Despite filmmakers running them down, reviews do matter in Bollywood, and some are honest enough to accept that. On Karan Johar’s Koffee With Karan a couple of years ago, blockbuster filmmakers Rakeysh Mehra, Kunal Kohli and Rakesh Roshan were unanimous that audience acceptance was more important than reviews (Roshan went as far as to say, “Critics know nothing about filmmaking. I don’t give them importance at all.”) Rajkumar Hirani, on the other hand, said he would always choose critical acceptance. Director Anurag Kashyap says, “My scripts get better. That’s why I appreciate film critics who talk about why a film doesn’t work.” Yet, when things have not gone to his liking, he has reacted like others in Bollywood. Once he wrote in the blog passionforcinema.com, ‘Our film magazines are not Cahiers Du Cinema… this is not Paris in the fifties or sixties when cinema was all passion. We are frogs in a well and we will pull down everyone who wants to climb out.’
Most stars also take reviews personally. According to John Abraham, “Reviews do affect me, but not to the level that they used to. I think most reviews are not fair. But there are certain reviews that are absolutely fair.” Aamir is known to argue out an opinion on his film, Shah Rukh Khan makes sarcastic asides about a bad review but laughs it off after a phase, Hrithik retires hurt, and Salman goes into an angry funk. Top heroines get ecstatic over good reviews and gush back in gratitude. Katrina Kaif, who routinely gets a thumbs down for her acting even when her screen presence takes over, once shrugged and said, “I don’t take reviews personally. It’s part of the game.”

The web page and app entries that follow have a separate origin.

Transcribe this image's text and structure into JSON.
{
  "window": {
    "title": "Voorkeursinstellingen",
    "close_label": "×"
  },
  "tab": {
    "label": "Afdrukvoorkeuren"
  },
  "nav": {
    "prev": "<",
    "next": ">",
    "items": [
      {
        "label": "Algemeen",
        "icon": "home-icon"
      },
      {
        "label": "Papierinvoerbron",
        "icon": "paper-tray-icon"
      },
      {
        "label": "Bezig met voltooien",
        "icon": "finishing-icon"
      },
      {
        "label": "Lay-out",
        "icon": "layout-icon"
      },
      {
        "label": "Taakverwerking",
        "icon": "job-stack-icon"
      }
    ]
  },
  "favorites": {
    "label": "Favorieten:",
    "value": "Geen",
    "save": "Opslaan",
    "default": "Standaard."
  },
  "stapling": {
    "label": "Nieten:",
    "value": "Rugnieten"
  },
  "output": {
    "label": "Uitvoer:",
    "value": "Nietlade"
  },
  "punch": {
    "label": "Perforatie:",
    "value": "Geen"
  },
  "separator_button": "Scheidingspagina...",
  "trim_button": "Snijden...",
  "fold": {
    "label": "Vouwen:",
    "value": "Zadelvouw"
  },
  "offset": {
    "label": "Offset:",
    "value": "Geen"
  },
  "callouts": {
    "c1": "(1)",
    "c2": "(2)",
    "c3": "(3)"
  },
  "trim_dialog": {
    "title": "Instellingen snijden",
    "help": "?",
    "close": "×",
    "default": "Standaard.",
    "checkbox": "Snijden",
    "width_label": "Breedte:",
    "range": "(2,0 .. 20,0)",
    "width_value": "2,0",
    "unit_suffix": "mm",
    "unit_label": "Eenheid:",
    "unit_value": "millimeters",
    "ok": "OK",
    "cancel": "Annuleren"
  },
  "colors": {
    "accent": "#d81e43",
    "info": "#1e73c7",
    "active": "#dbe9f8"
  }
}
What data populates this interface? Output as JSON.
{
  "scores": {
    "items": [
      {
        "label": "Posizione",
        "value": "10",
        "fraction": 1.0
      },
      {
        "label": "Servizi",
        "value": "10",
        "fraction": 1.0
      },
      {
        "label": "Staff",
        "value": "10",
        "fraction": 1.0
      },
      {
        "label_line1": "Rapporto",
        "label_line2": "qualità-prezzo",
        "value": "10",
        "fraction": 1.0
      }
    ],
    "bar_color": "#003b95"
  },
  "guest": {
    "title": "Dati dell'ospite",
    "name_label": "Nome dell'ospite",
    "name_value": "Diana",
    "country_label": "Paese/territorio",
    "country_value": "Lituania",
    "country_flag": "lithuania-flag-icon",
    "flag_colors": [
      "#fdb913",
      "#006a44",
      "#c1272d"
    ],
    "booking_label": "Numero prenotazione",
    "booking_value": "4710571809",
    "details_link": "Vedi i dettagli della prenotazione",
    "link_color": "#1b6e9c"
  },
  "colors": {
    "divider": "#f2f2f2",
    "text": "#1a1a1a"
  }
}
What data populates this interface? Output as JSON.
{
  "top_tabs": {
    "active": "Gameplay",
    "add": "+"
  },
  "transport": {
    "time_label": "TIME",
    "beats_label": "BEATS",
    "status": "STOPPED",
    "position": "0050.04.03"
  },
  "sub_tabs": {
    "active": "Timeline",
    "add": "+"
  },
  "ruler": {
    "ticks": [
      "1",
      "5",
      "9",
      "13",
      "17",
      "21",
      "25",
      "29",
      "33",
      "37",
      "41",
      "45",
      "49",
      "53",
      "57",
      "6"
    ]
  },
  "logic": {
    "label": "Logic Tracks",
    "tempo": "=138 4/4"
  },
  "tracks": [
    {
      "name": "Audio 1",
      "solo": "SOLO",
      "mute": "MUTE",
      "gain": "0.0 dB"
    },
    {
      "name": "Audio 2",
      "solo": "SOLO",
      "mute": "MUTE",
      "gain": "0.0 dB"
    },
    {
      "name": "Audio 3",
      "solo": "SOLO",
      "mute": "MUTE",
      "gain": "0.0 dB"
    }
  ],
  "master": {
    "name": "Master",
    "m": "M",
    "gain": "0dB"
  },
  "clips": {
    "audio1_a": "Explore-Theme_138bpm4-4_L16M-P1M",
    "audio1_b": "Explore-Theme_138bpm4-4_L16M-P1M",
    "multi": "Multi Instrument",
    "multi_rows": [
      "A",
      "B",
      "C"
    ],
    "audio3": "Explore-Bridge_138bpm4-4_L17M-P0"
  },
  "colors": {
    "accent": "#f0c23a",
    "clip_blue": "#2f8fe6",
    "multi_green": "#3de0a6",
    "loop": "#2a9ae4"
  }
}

Then there are those who are knocked down by critics but still get up smiling. Ram Gopal Varma, once the darling of critics when his Satya, Kaun, Rangeela and Company released, knew what was in store for him for Ram Gopal Varma Ki Aag. Ramu said these prophetic words in an interview just before RGV Ki Aag opened in theatres: “The critics will kill me the day it releases. They won’t even bother to write reviews… There won’t be any one or half stars used. It will be a waste of time writing reviews. They would have exhausted all the words. Since it’s such a benchmark film, the reviews too should be a benchmark!” He was right. RGV Ki Aag was that rare time that all Bollywood critics were on the same page. The Times review was littered with ‘Nothing seems to work for the film’, ‘absolutely unforgivable’, ‘odious comparisons’ and ‘less said—and seen—the better’. But it still promptly went on to give the movie two-and-a-half stars!